What would a nation of greater equitable social, economic, and political conditions mean for families in the United States? How might families be able to live if those who study families, those who create policies that shape the lives of families, and those who work with families, had the opportunity to engage with the content of the book you are currently reading? How can an equity lens contribute to critical thinking about families and the conditions they face? What can a justice-informed perspective reveal about what it means for all families to experience belonging, connection, and love? These are some of the many questions Liz Pearce and her students grapple with through this open educational resource (OER), freely available online.

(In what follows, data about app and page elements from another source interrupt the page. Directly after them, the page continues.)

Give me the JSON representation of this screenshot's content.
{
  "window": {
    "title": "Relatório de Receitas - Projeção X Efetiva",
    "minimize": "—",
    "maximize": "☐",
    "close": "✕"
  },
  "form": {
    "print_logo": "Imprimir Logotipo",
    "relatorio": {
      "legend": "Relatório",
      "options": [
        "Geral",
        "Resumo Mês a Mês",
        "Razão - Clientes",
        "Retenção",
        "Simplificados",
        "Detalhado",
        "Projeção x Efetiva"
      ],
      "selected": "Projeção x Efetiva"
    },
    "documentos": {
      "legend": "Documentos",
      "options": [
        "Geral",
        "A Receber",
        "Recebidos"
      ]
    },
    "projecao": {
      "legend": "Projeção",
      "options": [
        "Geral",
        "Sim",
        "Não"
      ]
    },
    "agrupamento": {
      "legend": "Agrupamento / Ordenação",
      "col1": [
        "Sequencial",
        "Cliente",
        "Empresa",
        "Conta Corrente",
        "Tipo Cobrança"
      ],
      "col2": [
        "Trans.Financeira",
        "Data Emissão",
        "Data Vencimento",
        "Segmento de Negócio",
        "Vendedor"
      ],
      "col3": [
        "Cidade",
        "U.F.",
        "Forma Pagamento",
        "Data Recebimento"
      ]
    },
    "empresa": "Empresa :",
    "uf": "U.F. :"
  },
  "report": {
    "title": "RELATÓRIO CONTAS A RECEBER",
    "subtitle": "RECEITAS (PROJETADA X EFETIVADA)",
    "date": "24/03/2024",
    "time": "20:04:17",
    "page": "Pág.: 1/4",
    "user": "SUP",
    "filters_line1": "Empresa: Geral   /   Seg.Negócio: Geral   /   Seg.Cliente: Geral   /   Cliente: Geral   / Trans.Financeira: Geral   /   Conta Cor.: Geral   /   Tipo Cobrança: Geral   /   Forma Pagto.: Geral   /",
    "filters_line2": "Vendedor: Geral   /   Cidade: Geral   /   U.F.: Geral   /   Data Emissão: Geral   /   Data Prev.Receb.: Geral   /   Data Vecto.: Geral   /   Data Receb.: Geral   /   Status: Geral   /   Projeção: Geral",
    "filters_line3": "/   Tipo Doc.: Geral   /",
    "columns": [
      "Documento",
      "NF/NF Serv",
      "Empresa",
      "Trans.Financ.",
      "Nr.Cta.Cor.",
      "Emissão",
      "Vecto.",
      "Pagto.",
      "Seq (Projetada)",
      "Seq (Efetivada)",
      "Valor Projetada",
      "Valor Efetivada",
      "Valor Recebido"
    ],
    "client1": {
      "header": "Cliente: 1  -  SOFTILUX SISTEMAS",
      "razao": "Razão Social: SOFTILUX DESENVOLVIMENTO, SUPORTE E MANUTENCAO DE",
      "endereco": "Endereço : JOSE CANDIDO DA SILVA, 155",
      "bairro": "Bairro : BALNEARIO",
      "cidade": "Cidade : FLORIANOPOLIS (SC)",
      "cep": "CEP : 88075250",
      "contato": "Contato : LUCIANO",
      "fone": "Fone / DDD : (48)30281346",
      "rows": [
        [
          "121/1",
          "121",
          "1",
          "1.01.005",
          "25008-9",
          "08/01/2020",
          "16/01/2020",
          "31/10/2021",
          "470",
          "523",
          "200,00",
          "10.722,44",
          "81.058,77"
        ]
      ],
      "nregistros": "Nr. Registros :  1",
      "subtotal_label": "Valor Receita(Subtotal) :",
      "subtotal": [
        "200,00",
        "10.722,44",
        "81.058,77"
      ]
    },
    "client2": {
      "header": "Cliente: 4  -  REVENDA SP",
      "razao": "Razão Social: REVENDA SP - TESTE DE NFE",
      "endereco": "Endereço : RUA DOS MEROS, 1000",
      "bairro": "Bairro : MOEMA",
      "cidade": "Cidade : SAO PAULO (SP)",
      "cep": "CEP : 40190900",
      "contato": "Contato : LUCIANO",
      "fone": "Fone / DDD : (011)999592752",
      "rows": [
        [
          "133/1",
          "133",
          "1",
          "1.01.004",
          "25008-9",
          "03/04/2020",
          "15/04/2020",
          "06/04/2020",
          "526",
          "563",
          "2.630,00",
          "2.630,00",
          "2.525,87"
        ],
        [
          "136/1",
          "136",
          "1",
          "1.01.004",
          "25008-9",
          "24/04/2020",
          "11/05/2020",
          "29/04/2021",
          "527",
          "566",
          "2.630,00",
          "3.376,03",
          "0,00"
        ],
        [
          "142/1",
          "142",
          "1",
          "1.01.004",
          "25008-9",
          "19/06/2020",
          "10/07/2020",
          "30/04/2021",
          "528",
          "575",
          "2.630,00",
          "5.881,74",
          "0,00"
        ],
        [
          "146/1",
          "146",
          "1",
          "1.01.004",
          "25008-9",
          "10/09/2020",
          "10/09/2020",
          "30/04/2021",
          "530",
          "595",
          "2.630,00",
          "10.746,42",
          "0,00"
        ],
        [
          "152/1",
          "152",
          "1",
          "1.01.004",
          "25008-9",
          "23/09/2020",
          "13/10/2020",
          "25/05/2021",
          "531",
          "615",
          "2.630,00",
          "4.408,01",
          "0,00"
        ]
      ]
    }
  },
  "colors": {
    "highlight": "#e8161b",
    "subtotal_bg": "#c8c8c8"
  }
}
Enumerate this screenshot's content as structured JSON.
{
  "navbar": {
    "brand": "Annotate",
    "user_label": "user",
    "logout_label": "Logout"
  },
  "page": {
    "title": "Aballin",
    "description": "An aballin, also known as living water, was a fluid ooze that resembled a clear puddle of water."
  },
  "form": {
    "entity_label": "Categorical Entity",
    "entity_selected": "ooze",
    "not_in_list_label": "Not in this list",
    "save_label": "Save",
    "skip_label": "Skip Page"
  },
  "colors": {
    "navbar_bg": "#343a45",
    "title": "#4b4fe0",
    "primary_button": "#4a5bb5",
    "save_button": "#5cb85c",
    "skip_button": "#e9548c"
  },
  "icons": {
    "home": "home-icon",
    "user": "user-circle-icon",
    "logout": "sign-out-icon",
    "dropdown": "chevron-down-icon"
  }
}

As a result of an open pedagogy project, the community college students who co-authored this text offer readers content that is well-researched, deeply engaging, and thought-provoking. What they have accomplished through this project would not have been possible without bravery, dedication, and commitment to addressing the complexity of the many issues at hand. They have every reason to be very proud of what they have achieved.
As part of the Preface to this book, Liz Pearce discusses how coming to a deeper understanding of the ways in which power, privilege, and oppression overlap and shape life-conditions was life-altering for her. Hopefully, this book contributes to similar outcomes for students in classrooms across the United States and plays a part in creating a more equitable world for all families.
Nana Osei-Kofi, PhD
Director, Difference, Power, & Discrimination Program
Associate Professor, Women, Gender, & Sexuality Studies
Oregon State University